Bettye LaVette was born Betty Jo Haskins in Muskegon, Michigan, on January 29, 1946. When she was six years old, her family relocated to Detroit, where her folks made extra money selling bootleg liquor on the side. The Haskins home also played host to a number of traveling R&B and gospel musicians, and they owned a jukebox that was stocked with blues, R&B, and country singles that sparked Betty Jo’s desire to sing. At the age of 16, she was strong enough as a singer to consider turning professional, and she was introduced to producer Johnnie Mae Matthews, who worked with a small regional label, Lupine Records.

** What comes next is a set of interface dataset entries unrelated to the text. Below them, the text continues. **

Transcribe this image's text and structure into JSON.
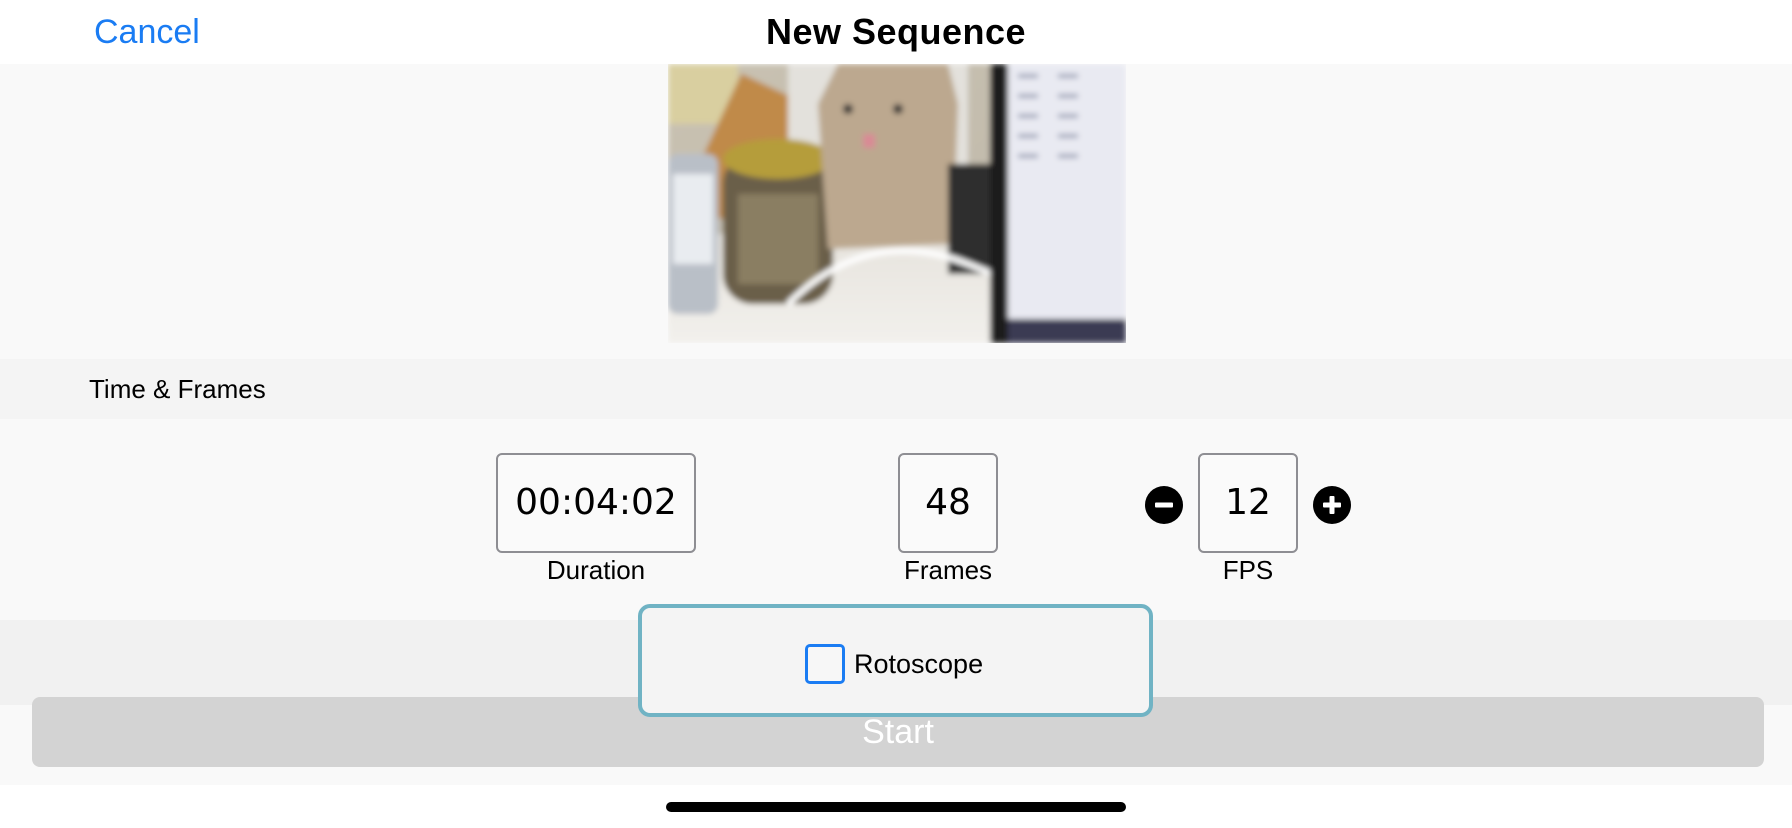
{
  "nav": {
    "cancel_label": "Cancel",
    "title": "New Sequence"
  },
  "section": {
    "title": "Time & Frames"
  },
  "controls": {
    "duration_value": "00:04:02",
    "duration_label": "Duration",
    "frames_value": "48",
    "frames_label": "Frames",
    "fps_value": "12",
    "fps_label": "FPS"
  },
  "rotoscope": {
    "label": "Rotoscope",
    "checked": false
  },
  "start": {
    "label": "Start"
  },
  "colors": {
    "accent": "#1a7cf3",
    "highlight_border": "#70b3c4",
    "start_disabled": "#d3d3d3"
  },
  "icons": {
    "decrement": "minus-circle-icon",
    "increment": "plus-circle-icon"
  }
}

Feeling Betty Jo Haskins sounded a bit bland, she adopted the stage name Bettye LaVette, the surname taken from a woman she knew, Sherma Lavette. LaVette’s first single for Lupine, “My Man — He’s a Loving Man” b/w “Shut Your Mouth,” was still in the test pressing stage when it was heard by an A&R rep at Atlantic Records, who quickly leased the disc for national release. The 45 rose to number seven on the R&B Singles charts in 1962, and LaVette seemed poised for big things, making her first national tour on a package show headlined by Ben E. King and Clyde McPhatter. But when her next release, 1963’s “You’ll Never Change” b/w “Here I Am,” failed to chart, LaVette found herself back at Lupine Records for another 1963 release, “Witchcraft in the Air” b/w “You Killed the Love,” before hitting the road as part of the Don Gardner & Dee Dee Ford Revue. Having established what would become an unfortunate pattern in her recording career, LaVette cut a single for Scepter Records in 1964 that went unreleased, before signing with Calla, whose 1965 release “Let Me Down Easy” b/w “What I Don’t Know (Won’t Hurt Me)” took her back to the R&B charts, topping out at number 20.

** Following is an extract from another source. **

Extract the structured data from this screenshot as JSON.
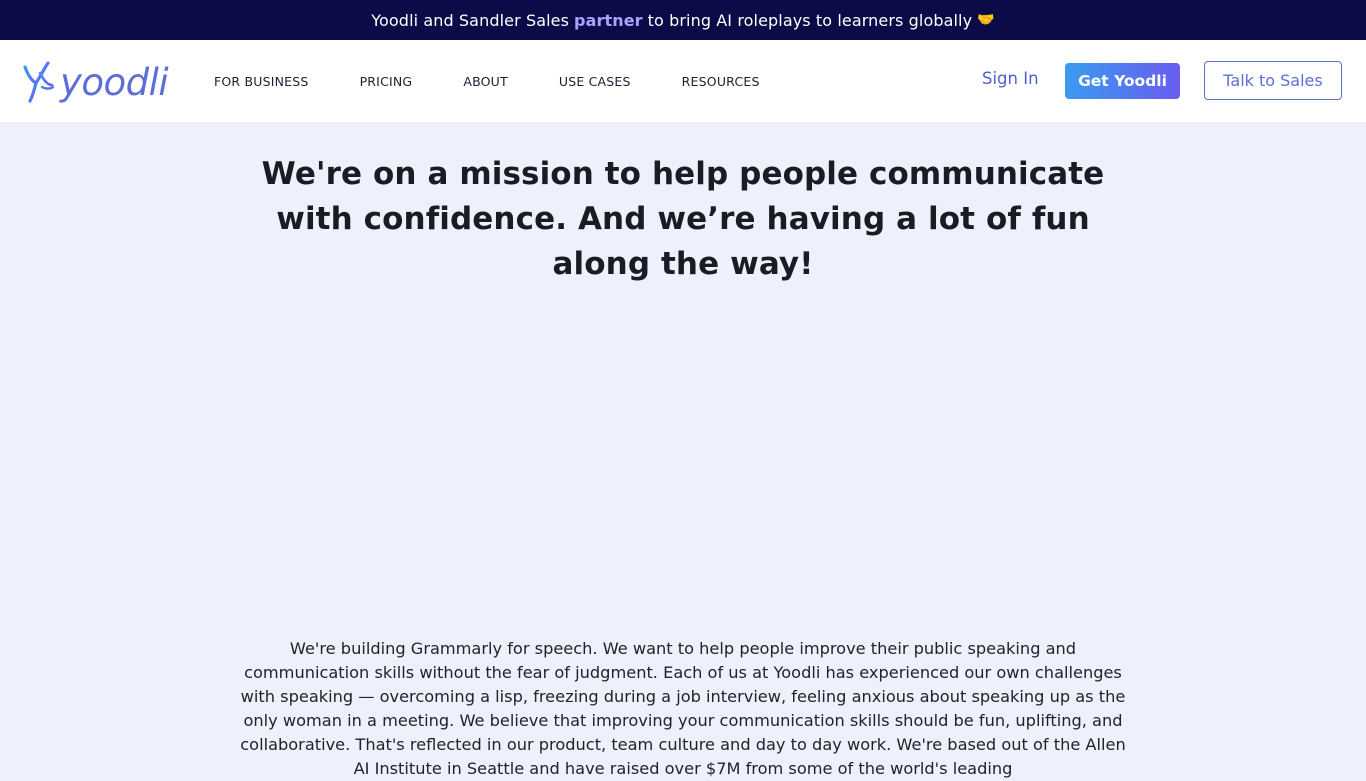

LaVette released two more singles on Calla (and cut a number of unreleased sides) before jumping to Big Wheel Records for one 1966 release, then cutting four singles for Karen Records between 1968 and 1969. One of LaVette’s Karen sides included a cover of Kenny Rogers & the First Edition’s faux-psychedelic hit “What Condition My Condition Is In,” and when Kenny heard it, he persuaded his brother Lelan Rogers, a producer who had worked with the 13th Floor Elevators, to work with her. Rogers helped engineer a record deal for LaVette with Shelby Singleton, and she ended up cutting six singles for his Silver Fox and SSS International labels, two of which, 1969’s “He Made a Woman Out of Me” b/w “Nearer to You” and 1970’s “Do Your Duty” b/w “Love’s Made a Fool Out of Me,” made the R&B Top 40. LaVette also cut an album for Singleton, but he had a business disagreement with Rogers, and the LP was shelved.